D2017. Polychrome and Gilded Charger
Delft, circa 1710
Marked PAK in iron-red for Pieter Adriaensz. Kocx, the owner of De Grieksche A (The Greek A) factory from 1701 to 1703, or his widow Johanna van der Heul, the owner of the factory from 1703 to 1722
Painted in an Imari palette of blue, iron-red, salmon and gold with a pheasant perched on a fence beside a pierced rock amidst flowers with a bird perched on a sprig underneath a flowering branch, all within a roundel of foliate lappets and scrolls, repeated on the scalloped rim.
Diameter: 34 cm. (13.4 in.)
The Anton F. Philips (1874-1951) Collection, Eindhoven, and thence by family descent
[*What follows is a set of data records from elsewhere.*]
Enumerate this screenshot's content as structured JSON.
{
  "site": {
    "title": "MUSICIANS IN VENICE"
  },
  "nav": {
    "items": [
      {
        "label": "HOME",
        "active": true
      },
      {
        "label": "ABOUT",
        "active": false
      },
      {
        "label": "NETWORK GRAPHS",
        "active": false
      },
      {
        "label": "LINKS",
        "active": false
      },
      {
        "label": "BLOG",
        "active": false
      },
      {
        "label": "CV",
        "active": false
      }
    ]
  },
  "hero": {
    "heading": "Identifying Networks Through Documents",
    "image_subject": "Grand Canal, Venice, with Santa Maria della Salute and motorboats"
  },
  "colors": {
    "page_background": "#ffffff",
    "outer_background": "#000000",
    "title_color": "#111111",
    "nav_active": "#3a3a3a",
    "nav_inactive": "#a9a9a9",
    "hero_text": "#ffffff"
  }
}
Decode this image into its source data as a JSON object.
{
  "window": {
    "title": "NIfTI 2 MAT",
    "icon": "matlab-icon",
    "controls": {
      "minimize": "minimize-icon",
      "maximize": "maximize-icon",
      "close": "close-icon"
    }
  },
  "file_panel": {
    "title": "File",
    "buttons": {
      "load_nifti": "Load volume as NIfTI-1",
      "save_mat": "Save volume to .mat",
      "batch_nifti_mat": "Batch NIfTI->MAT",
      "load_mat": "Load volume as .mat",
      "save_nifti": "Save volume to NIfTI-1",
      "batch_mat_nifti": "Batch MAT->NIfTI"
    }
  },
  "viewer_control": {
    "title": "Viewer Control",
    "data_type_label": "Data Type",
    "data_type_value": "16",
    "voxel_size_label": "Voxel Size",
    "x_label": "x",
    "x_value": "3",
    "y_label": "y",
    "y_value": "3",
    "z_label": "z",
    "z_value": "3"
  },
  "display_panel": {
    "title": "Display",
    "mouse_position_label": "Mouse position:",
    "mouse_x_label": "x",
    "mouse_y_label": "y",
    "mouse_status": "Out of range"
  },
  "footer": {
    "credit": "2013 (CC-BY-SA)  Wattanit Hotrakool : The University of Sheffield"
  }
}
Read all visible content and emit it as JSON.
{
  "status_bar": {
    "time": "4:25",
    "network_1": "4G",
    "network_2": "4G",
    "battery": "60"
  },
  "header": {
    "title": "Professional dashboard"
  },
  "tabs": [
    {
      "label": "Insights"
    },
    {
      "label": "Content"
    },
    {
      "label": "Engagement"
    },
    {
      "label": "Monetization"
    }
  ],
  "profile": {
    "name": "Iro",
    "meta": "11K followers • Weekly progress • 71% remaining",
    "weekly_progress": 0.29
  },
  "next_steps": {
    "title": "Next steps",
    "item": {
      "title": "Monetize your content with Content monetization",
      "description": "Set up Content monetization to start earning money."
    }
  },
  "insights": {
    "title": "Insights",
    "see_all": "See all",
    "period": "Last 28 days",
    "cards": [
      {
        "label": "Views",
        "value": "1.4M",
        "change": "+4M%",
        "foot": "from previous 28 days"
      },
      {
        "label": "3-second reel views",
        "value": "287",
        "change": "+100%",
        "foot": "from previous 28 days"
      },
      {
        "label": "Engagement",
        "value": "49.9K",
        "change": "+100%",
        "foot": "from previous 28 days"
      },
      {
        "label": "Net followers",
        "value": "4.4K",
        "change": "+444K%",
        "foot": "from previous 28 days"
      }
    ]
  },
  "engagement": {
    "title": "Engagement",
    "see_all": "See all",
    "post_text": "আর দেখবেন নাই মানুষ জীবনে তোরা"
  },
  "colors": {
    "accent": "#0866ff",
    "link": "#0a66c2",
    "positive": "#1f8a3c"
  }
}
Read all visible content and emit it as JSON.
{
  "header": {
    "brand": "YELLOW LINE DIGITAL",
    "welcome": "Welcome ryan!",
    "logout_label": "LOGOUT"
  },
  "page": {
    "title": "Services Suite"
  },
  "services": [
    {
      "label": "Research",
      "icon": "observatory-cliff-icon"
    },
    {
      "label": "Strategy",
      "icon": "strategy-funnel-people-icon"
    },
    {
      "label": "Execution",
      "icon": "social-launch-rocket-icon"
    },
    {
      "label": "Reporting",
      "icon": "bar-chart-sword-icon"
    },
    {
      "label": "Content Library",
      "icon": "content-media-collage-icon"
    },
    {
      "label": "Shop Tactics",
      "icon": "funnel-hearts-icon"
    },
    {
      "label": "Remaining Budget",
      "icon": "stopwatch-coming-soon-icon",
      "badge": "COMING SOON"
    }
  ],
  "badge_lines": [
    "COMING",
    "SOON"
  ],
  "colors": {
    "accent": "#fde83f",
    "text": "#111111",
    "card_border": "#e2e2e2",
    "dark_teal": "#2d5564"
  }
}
The Japanese Imari porcelain wares, which are known for their rich blue, red and gold decoration, were at first intended for the Dutch East India Company’s own use in Batavia or for trade in Asia and, lastly, for the home market. Based on its limited importation and high cost in comparison to Chinese porcelain, Japanese porcelain could only satisfy a small demand in the Netherlands. However, Imari porcelain was exceptionally popular in the Netherlands throughout the whole eighteenth century. Delftware potters seized the opportunity to capture this sector of the market with wares inspired by the popular Japanese objects. Soon after the first pieces of Japanese Imari porcelain arrived in the Republic, the colorful Delftware objects were produced. The Imari porcelain was an inexhaustible source of inspiration for the Delft potters. The Imari-style palette briefly adorned all sorts of utensils that responded to the latest fashion in dining objects and interior decoration.